## TASK
Which of the lines below include "name"? Each one should be copied out.

** Opening THE DATA block **

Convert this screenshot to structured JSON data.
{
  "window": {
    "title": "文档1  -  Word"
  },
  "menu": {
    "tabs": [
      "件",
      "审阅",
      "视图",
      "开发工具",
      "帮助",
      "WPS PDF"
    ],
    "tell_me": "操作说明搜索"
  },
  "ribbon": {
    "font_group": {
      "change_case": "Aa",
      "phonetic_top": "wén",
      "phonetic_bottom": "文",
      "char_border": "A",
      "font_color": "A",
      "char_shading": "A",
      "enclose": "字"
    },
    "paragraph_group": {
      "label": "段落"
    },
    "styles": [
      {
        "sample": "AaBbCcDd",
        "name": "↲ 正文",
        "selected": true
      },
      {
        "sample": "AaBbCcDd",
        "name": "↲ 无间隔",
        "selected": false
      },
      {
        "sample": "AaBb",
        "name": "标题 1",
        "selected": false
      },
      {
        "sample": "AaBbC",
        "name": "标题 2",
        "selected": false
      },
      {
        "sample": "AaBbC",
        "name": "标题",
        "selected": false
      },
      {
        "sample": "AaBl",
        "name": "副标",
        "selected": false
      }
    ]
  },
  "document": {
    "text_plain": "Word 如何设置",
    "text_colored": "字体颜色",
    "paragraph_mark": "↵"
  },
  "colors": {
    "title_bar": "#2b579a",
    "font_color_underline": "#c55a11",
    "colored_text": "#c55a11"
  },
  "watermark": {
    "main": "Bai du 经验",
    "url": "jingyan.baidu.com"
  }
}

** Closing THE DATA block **

## RESPONSE FOR THIS EXERCISE
        "name": "↲ 正文",
        "name": "↲ 无间隔",
        "name": "标题 1",
        "name": "标题 2",
        "name": "标题",
        "name": "副标",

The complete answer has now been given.